“I was intrigued by the 3D technology when I witnessed Tsui Hark’s Flying Swords of Dragon Gate [the 3D blockbuster from 2011], so I decided to revive my plan on making Sword Master. I had been thinking about it for years,” says Yee.
The basic plot in the remake remains the same – a weary fighter is drawn into one last fight against a fierce rival – but Yee fully utilizes new effects technology, and adds some subtle (and not so subtle) plot tweaks.
The film made its premiere at Taiwan’s Golden Horse Film Festival on November 21, the same day as a screening of Death Duel, and it provided an illuminating viewing experience for a generation weaned on the likes of the Mission Impossible and Harry Potter franchises.
Across both screenings, a younger generation was able to witness how wuxia films are now interpreted and how they have changed over time, especially with advances in filmmaking techniques.
The heroic undertones from the original remain, but this time an even more profound and deeper characterization is presented. Both the protagonists, Yen Shih-san (Ho) and Third Master (Lin), have distinctive personalities, with one being irresolute and hesitant, the other indomitable yet sympathetic. Yee has pushed the creativity further with a humorous character (played by Nina Paw), a comical lunatic who adds a sense of pure entertainment and lightheartedness to the film, whereas the previous version was pure action-drama.

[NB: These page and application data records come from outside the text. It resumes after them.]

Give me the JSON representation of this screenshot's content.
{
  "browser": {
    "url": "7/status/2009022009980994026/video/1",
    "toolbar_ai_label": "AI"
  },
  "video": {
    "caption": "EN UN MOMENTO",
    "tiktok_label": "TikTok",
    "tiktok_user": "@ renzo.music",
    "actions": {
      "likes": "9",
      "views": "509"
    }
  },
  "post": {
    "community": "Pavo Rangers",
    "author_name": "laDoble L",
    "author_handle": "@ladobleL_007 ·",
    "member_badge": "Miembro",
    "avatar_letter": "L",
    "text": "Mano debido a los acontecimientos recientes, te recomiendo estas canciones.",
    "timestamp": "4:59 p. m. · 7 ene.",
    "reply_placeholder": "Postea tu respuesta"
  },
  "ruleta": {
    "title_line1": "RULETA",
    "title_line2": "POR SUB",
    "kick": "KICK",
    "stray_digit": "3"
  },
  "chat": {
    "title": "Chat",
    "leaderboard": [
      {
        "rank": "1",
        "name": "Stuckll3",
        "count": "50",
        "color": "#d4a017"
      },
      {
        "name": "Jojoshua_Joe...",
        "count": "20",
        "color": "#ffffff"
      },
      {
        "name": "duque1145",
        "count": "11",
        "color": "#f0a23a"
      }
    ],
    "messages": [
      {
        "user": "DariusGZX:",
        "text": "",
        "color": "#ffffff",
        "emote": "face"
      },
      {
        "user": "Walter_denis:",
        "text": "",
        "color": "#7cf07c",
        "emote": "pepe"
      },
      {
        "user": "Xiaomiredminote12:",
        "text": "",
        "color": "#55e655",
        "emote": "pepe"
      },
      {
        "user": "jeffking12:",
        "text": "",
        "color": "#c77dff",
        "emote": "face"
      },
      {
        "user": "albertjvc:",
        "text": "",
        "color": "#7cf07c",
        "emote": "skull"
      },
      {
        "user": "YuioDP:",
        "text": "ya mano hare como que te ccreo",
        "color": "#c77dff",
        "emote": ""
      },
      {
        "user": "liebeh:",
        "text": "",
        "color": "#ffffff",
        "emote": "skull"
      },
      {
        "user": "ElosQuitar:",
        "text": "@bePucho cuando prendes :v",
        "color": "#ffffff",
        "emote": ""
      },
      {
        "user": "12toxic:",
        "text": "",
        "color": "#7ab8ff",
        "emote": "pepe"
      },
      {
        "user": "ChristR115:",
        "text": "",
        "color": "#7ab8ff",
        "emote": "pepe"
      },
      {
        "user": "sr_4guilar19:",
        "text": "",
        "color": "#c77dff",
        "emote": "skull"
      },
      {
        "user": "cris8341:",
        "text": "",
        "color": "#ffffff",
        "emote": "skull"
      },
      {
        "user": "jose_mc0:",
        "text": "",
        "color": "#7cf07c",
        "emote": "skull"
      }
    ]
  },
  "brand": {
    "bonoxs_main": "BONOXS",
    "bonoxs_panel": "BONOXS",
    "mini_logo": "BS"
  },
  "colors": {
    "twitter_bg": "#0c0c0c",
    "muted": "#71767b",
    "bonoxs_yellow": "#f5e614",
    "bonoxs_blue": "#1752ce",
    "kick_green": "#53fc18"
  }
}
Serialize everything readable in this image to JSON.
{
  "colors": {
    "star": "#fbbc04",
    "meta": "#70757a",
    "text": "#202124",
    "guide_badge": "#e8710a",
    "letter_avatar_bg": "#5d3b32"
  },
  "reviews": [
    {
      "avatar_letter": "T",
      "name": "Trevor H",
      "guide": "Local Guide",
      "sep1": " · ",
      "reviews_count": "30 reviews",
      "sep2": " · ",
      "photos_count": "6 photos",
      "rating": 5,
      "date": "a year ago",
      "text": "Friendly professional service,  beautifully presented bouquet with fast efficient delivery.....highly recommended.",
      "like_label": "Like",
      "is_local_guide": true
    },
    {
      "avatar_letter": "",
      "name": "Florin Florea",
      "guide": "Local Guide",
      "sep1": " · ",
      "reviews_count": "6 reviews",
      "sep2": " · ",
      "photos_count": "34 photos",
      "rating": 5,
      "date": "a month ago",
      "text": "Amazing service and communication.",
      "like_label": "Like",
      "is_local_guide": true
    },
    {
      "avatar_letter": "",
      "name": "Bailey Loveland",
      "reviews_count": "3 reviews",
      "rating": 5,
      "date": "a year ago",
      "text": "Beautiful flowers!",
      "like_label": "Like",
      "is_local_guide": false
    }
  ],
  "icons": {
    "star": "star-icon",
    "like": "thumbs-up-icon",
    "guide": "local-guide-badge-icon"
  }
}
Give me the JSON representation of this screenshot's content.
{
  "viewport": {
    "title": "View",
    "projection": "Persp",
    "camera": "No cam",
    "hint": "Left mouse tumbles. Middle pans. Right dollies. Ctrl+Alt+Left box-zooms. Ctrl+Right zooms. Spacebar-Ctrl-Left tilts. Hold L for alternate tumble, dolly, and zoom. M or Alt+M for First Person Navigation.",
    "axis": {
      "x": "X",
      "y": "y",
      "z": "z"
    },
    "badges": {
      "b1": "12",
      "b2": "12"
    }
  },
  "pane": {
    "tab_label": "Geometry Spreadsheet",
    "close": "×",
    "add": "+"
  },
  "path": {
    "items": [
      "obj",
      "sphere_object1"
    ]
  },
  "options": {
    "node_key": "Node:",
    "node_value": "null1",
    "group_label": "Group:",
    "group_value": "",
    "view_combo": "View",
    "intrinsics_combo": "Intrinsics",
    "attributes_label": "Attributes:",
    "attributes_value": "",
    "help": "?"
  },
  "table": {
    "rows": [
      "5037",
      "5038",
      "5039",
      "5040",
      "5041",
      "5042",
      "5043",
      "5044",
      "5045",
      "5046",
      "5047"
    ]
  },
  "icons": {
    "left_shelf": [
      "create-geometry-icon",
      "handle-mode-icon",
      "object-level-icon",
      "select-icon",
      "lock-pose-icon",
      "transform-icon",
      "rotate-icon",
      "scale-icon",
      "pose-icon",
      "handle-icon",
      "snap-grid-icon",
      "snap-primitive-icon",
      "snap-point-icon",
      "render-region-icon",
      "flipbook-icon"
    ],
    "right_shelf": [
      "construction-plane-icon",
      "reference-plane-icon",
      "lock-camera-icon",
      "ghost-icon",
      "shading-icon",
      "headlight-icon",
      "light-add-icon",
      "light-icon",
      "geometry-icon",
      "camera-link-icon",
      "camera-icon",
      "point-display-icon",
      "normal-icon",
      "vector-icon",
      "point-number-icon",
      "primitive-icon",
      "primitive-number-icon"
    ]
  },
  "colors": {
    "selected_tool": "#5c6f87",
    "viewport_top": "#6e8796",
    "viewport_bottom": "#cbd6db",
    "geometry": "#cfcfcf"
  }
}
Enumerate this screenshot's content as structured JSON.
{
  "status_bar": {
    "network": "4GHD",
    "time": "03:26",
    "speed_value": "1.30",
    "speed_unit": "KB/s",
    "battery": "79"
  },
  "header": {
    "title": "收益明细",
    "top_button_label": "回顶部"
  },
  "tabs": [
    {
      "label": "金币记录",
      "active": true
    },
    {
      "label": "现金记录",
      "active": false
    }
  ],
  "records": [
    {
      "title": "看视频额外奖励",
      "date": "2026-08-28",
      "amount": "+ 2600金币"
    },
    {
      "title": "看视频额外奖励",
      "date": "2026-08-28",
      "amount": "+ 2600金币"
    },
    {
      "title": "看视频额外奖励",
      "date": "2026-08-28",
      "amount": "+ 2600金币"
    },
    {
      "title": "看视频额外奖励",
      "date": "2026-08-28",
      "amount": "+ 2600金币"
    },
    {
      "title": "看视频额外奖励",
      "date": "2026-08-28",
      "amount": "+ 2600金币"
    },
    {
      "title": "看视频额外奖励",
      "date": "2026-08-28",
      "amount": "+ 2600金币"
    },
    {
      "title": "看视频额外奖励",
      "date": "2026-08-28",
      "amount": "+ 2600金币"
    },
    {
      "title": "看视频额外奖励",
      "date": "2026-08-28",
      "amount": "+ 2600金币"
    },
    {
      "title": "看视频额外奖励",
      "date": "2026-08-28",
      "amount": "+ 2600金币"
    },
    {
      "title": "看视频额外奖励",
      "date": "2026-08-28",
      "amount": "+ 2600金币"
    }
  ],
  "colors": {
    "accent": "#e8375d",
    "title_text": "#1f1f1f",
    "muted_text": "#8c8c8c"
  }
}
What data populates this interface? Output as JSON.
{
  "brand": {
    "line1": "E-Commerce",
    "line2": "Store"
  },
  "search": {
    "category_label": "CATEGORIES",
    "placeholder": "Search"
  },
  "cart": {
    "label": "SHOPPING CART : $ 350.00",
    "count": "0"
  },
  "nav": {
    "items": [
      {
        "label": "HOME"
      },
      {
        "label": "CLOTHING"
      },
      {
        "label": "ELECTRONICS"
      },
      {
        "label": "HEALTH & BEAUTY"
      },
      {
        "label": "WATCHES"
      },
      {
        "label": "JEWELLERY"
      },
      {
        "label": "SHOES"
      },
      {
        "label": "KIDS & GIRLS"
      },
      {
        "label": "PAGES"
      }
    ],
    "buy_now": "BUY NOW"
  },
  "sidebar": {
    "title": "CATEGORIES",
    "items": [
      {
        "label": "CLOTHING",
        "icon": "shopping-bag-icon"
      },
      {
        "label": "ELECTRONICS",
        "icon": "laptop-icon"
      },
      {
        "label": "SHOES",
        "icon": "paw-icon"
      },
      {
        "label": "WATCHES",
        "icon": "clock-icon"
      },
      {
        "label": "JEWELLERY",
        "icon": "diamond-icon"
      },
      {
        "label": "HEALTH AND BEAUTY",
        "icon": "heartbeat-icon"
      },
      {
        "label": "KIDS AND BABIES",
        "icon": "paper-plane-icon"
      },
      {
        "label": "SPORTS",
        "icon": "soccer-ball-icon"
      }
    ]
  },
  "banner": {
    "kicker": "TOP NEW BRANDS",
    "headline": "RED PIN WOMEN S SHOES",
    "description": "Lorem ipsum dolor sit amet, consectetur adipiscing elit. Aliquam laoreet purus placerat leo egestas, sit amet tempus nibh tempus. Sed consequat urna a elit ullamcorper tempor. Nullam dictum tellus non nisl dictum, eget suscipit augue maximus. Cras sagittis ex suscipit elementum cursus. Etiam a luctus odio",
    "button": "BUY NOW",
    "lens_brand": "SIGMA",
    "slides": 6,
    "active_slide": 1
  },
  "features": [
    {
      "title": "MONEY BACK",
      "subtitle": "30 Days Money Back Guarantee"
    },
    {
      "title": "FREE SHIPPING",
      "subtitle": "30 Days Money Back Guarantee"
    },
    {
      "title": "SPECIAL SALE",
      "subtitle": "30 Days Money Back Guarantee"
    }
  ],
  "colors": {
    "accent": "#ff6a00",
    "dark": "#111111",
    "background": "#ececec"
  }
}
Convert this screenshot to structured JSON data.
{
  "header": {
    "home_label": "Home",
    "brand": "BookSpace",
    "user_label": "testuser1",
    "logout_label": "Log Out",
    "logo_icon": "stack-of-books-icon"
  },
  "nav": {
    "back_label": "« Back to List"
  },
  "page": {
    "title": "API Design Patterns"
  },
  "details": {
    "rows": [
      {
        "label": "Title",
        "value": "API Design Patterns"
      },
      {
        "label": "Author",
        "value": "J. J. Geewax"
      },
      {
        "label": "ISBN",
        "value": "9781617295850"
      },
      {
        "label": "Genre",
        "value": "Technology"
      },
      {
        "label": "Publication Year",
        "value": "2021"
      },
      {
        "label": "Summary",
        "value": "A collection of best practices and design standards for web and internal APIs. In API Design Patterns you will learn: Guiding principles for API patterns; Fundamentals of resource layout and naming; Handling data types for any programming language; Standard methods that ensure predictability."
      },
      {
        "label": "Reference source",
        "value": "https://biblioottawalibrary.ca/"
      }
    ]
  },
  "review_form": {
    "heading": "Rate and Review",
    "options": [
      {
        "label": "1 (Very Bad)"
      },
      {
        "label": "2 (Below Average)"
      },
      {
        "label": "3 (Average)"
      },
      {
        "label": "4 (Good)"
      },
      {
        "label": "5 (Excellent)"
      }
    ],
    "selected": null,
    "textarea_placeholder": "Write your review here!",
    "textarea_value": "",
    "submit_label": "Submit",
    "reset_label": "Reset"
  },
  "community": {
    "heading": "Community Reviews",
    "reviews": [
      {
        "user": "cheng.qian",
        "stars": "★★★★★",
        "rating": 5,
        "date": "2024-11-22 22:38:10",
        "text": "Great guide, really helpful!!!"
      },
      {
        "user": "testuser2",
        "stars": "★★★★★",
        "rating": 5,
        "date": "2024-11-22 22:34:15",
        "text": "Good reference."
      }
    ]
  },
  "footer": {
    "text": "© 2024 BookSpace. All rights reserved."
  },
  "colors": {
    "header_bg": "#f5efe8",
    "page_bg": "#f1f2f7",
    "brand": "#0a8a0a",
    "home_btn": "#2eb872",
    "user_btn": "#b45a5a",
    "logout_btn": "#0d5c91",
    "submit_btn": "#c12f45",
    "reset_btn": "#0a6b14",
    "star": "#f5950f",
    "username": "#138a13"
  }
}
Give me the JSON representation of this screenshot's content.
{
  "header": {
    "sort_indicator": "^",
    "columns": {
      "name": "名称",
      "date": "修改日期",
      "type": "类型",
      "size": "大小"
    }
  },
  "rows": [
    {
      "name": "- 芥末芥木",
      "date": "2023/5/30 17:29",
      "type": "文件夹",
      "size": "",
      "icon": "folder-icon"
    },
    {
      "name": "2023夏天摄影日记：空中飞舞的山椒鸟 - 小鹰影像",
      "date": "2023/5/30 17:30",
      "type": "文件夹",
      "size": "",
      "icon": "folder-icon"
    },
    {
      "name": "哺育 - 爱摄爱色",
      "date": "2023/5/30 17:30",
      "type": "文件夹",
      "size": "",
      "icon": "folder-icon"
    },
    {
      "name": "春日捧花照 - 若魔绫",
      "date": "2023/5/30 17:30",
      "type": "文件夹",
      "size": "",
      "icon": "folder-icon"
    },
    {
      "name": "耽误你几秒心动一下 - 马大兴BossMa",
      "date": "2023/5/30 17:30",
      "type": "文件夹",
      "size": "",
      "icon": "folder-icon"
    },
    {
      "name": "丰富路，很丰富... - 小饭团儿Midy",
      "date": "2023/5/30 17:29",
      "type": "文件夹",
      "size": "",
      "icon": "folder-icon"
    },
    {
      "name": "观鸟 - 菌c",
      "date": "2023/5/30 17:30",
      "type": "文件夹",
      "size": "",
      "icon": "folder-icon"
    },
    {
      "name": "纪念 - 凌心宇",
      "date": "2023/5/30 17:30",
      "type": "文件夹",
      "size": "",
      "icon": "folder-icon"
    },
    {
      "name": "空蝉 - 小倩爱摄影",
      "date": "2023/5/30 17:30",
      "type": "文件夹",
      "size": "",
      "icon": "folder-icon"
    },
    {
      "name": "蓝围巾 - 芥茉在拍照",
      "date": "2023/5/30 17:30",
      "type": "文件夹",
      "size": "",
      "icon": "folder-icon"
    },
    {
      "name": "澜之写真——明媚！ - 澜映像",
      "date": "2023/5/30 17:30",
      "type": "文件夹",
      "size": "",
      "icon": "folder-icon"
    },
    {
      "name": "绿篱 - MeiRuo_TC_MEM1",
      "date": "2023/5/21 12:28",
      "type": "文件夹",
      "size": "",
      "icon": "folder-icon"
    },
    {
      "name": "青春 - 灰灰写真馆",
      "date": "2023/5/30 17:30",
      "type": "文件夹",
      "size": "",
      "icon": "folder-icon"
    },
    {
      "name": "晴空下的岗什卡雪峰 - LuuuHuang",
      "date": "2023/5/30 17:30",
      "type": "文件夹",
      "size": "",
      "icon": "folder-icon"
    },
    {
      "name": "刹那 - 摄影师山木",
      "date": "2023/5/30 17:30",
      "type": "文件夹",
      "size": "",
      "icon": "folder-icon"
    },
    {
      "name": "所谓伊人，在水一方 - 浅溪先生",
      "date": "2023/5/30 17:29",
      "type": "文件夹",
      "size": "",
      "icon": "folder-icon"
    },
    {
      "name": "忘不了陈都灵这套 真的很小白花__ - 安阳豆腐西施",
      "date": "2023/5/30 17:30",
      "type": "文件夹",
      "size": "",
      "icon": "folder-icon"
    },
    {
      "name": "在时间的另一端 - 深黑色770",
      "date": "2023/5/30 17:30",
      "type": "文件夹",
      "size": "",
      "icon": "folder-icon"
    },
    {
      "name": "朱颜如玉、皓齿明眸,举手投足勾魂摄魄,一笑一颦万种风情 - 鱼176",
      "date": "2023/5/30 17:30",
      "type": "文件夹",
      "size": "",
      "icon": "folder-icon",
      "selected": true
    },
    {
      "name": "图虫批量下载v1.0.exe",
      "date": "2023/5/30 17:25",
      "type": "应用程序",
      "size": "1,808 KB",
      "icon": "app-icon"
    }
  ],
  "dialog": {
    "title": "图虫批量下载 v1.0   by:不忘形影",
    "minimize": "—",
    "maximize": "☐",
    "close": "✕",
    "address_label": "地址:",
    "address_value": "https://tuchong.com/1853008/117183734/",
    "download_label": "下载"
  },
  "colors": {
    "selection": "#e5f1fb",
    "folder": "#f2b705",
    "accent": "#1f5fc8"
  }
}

Sword Master 3D certainly harks back to the golden age of Hong Kong martial arts cinema and much has been made in the media and in pubic about how that industry’s stock has fallen in recent years.
Production numbers are down, and the rise of the mainland Chinese film industry has both drawn talent away and influenced the type of films being made, as Hong Kong filmmakers look to grab a share of the box office in what is now the second biggest market in the world.
Peter Chan Ho-sun has been one such filmmaker, with his recent works American Dreams in China (2013) and Dearest (2014), while Yee himself has followed the trend with The Great Magician (2012) and I Am Somebody (2015).
Yee told a Master Class he gave as part of the Golden Horse Festival that he was well aware of the changes the industry in his home town was going through.
“During all these years, the [Hong Kong] industry has been experiencing ups and downs … It’s just a cycle,” said Yee.
One positive to come from the movement of established filmmakers north into the mainland Chinese market was there is more space for younger Hong Kong talent to emerge, he said.
The future still remains bright, Yee said, and there was proof of that claim in the fact that first-time Hong Kong director Chun Wong won the Golden Horse Award Best New Director for his look at life inside the city’s notorious sub-divided flats, Mad World.
Gillian Yu attended the Taipei Golden Horse Film Festival as a part of the Asian Film Awards Academy’s Journey to the Fest Student Tour (www.afaacademy.asia)